Frates recalled being livid when doctors told her there’s been virtually no progress in the fight against ALS, with no treatment or cure, and the prognosis was 2 to 5 years. Yet they told her son to come back in three months. “That’s when reality hit me right in the face,” she said. Doctors said there’s nothing they can do, they only wanted Pete to come back to see how far he’s progressed. “I remember thinking, ‘This is unacceptable,’” Frates said.
What they did have, Frates said, was the power of their family, their inspiration in Pete, and a mission — to change the status of the disease space. “The most important thing: we had treasure,” Frates said, and that was the circles of friends that Pete during years playing on baseball teams — all the way up to Division I Boston College — as well as Pop Warner football and hockey, as well as classmates. Pete was an early adopter of social media.
In 2014, Pete received a video of the Ice Bucket Challenge from another ALS patient, Pat Quinn of Yonkers, N.Y. That’s when it clicked for him, Frates said.
ALS is a visual disease. Pete knew he’d lose some function each day. “He had to tell the world, if it can happen to me, it can happen to you,” Frates said.
Ice Bucket Challenge videos were viewed more than 10 billion times in six weeks. YouTube reported that people in 150 countries uploaded their efforts. At its peak, the Ice Bucket Challenge raised $11 million in one day and worldwide raised $220 million.
At times, the challenge was derided as “selfie-ism,” Frates said. “We decided to market a disease, not a charity,” she said, because they were trying to build awareness around ALS.
People not only opened their wallets, they opened their hearts and minds, Frates said. Between January and July of 2014, the ALS page on Wikipedia.org averaged about 135 hits per day. In August of that year, it reached 3 million hits, and ALS was the most searched term on Google during 2014.
The ALS Association (ALSA) acquired 2.4 million new donors during the Ice Bucket Challenge. “This was going directly to ALS websites,” Frates said, because there were no Facebook Fundraisers yet. The challenge turned out to be a catalyst for Facebook to develop its fundraisers, she said.
ALSA was a $26-million nonprofit that had $115 million dropped on them in one month. “Are you prepared? Because the next Ice Bucket Challenge could be right around the corner,” Frates told fundraisers. “We didn’t have the right CRM in place. Donor retention was 0 percent. Literally we are starting from scratch,” she said.
“In the world of disease, it’s the results that count,” Frates said. She noted that the ALS Association leveraged $89 million in research grants to raise another $100 million, and now scientists have more than $200 million with which to work. Before 2014, researchers found one new major gene in the ALS space, according to Frates. Since then, they’ve found five.

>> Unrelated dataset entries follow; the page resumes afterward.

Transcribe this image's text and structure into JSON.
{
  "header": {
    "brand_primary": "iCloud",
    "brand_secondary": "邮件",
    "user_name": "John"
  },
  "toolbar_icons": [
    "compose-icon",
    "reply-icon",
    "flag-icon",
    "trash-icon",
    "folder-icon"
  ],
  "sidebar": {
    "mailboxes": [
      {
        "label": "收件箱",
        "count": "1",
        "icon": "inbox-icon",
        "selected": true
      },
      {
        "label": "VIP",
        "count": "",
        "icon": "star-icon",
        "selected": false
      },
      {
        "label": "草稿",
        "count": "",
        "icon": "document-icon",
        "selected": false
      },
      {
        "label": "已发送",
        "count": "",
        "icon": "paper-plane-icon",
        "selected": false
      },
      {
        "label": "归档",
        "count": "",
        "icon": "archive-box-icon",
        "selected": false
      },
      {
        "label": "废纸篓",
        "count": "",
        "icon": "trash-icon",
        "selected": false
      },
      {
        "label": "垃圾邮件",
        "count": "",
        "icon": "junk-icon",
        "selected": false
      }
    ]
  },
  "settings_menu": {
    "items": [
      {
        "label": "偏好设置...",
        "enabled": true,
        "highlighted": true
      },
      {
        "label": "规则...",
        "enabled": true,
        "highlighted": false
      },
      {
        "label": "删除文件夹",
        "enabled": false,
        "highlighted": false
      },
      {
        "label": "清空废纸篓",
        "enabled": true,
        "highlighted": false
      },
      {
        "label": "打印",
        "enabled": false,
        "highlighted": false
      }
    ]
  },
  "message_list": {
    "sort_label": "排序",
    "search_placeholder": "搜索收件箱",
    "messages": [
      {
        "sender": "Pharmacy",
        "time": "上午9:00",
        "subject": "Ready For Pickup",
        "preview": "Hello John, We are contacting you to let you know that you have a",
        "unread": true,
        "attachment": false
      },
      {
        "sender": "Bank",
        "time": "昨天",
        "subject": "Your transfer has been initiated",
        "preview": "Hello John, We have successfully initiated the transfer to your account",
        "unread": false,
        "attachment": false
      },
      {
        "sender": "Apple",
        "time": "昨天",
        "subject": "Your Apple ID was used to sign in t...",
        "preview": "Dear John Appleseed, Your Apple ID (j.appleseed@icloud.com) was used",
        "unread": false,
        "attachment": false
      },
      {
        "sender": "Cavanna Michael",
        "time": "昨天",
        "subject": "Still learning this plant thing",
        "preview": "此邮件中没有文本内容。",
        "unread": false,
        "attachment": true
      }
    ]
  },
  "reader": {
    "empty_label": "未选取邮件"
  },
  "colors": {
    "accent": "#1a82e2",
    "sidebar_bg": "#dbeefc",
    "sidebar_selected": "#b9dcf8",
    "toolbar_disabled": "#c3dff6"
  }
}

“Cultivate and value relationships. You never know when you’ll call on those relationships to help you. That is what changed the world,” Frates said.
“When you’re present in life, you’ll capture those opportunities as they come to you,” she said. The Ice Bucket Challenge was around eight months before it exploded in August 2014. “Some people at your nonprofit probably did it. My son identified an opportunity and committed to a mission. He grabbed it and made his own,” Frates said.
Pete died this past December, a few weeks shy of his 35th birthday. The Peter Frates Family Foundation will help ALS patients with home health costs.
Frates shared her son’s affirmation: Be passionate; be genuine; be hardworking, and don’t ever be afraid to be great. “Especially in nonprofits, these words ring so true,” she said. “Remember this one word: We give hope. And that’s the greatest gift of all.”